* Goal of the exercise *
Could you write out the listing below again, exactly?

* Dataset extract *

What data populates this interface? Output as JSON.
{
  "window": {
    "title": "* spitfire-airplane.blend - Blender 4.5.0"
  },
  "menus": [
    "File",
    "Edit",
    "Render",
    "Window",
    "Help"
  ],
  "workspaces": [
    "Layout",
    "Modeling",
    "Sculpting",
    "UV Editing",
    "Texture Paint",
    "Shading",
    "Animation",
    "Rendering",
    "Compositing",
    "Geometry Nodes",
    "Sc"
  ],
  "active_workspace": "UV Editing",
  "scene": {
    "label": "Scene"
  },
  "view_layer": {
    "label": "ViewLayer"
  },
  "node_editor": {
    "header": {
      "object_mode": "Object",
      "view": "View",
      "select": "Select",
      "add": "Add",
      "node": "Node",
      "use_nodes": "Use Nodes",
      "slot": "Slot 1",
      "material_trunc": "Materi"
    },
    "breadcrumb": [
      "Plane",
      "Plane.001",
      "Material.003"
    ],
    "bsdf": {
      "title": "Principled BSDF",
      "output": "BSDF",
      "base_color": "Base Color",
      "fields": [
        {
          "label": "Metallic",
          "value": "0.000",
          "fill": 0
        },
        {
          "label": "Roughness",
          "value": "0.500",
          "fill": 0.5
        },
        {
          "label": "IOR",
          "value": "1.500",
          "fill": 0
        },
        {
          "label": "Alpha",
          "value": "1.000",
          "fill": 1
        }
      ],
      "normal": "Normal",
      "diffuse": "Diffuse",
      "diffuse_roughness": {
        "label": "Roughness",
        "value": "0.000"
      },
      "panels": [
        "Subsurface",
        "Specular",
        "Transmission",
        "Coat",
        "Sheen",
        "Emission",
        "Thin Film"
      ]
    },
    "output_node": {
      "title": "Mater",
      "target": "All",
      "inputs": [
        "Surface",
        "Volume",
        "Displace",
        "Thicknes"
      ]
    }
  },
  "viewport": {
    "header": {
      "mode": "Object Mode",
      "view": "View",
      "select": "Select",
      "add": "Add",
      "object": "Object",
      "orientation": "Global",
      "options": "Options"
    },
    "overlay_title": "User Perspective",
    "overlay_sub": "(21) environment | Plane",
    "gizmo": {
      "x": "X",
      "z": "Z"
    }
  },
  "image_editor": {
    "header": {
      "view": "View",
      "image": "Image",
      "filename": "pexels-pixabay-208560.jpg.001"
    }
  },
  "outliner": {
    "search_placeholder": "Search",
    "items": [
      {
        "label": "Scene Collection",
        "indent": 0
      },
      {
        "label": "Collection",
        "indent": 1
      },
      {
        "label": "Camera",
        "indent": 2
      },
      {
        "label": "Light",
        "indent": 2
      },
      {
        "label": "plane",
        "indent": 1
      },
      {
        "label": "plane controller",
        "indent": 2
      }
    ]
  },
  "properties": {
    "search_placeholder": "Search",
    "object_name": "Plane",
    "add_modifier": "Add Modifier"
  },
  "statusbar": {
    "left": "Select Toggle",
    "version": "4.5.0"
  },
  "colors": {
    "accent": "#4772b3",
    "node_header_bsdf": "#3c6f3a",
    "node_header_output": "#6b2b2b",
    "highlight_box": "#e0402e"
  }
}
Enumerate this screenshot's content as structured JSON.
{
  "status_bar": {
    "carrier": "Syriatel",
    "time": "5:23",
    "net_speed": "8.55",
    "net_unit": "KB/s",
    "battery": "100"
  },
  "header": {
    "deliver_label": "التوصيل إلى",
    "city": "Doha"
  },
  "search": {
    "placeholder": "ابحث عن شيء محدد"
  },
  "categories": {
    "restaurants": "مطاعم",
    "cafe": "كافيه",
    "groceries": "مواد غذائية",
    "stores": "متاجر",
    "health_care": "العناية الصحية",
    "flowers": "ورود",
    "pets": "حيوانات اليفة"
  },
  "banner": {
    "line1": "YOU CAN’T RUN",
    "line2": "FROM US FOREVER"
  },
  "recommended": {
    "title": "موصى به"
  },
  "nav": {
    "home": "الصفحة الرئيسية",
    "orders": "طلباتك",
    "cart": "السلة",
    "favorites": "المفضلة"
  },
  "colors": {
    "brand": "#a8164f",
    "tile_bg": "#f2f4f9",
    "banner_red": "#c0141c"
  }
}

* Output of the exercise *
What data populates this interface? Output as JSON.
{
  "window": {
    "title": "* spitfire-airplane.blend - Blender 4.5.0"
  },
  "menus": [
    "File",
    "Edit",
    "Render",
    "Window",
    "Help"
  ],
  "workspaces": [
    "Layout",
    "Modeling",
    "Sculpting",
    "UV Editing",
    "Texture Paint",
    "Shading",
    "Animation",
    "Rendering",
    "Compositing",
    "Geometry Nodes",
    "Sc"
  ],
  "active_workspace": "UV Editing",
  "scene": {
    "label": "Scene"
  },
  "view_layer": {
    "label": "ViewLayer"
  },
  "node_editor": {
    "header": {
      "object_mode": "Object",
      "view": "View",
      "select": "Select",
      "add": "Add",
      "node": "Node",
      "use_nodes": "Use Nodes",
      "slot": "Slot 1",
      "material_trunc": "Materi"
    },
    "breadcrumb": [
      "Plane",
      "Plane.001",
      "Material.003"
    ],
    "bsdf": {
      "title": "Principled BSDF",
      "output": "BSDF",
      "base_color": "Base Color",
      "fields": [
        {
          "label": "Metallic",
          "value": "0.000",
          "fill": 0
        },
        {
          "label": "Roughness",
          "value": "0.500",
          "fill": 0.5
        },
        {
          "label": "IOR",
          "value": "1.500",
          "fill": 0
        },
        {
          "label": "Alpha",
          "value": "1.000",
          "fill": 1
        }
      ],
      "normal": "Normal",
      "diffuse": "Diffuse",
      "diffuse_roughness": {
        "label": "Roughness",
        "value": "0.000"
      },
      "panels": [
        "Subsurface",
        "Specular",
        "Transmission",
        "Coat",
        "Sheen",
        "Emission",
        "Thin Film"
      ]
    },
    "output_node": {
      "title": "Mater",
      "target": "All",
      "inputs": [
        "Surface",
        "Volume",
        "Displace",
        "Thicknes"
      ]
    }
  },
  "viewport": {
    "header": {
      "mode": "Object Mode",
      "view": "View",
      "select": "Select",
      "add": "Add",
      "object": "Object",
      "orientation": "Global",
      "options": "Options"
    },
    "overlay_title": "User Perspective",
    "overlay_sub": "(21) environment | Plane",
    "gizmo": {
      "x": "X",
      "z": "Z"
    }
  },
  "image_editor": {
    "header": {
      "view": "View",
      "image": "Image",
      "filename": "pexels-pixabay-208560.jpg.001"
    }
  },
  "outliner": {
    "search_placeholder": "Search",
    "items": [
      {
        "label": "Scene Collection",
        "indent": 0
      },
      {
        "label": "Collection",
        "indent": 1
      },
      {
        "label": "Camera",
        "indent": 2
      },
      {
        "label": "Light",
        "indent": 2
      },
      {
        "label": "plane",
        "indent": 1
      },
      {
        "label": "plane controller",
        "indent": 2
      }
    ]
  },
  "properties": {
    "search_placeholder": "Search",
    "object_name": "Plane",
    "add_modifier": "Add Modifier"
  },
  "statusbar": {
    "left": "Select Toggle",
    "version": "4.5.0"
  },
  "colors": {
    "accent": "#4772b3",
    "node_header_bsdf": "#3c6f3a",
    "node_header_output": "#6b2b2b",
    "highlight_box": "#e0402e"
  }
}
Enumerate this screenshot's content as structured JSON.
{
  "status_bar": {
    "carrier": "Syriatel",
    "time": "5:23",
    "net_speed": "8.55",
    "net_unit": "KB/s",
    "battery": "100"
  },
  "header": {
    "deliver_label": "التوصيل إلى",
    "city": "Doha"
  },
  "search": {
    "placeholder": "ابحث عن شيء محدد"
  },
  "categories": {
    "restaurants": "مطاعم",
    "cafe": "كافيه",
    "groceries": "مواد غذائية",
    "stores": "متاجر",
    "health_care": "العناية الصحية",
    "flowers": "ورود",
    "pets": "حيوانات اليفة"
  },
  "banner": {
    "line1": "YOU CAN’T RUN",
    "line2": "FROM US FOREVER"
  },
  "recommended": {
    "title": "موصى به"
  },
  "nav": {
    "home": "الصفحة الرئيسية",
    "orders": "طلباتك",
    "cart": "السلة",
    "favorites": "المفضلة"
  },
  "colors": {
    "brand": "#a8164f",
    "tile_bg": "#f2f4f9",
    "banner_red": "#c0141c"
  }
}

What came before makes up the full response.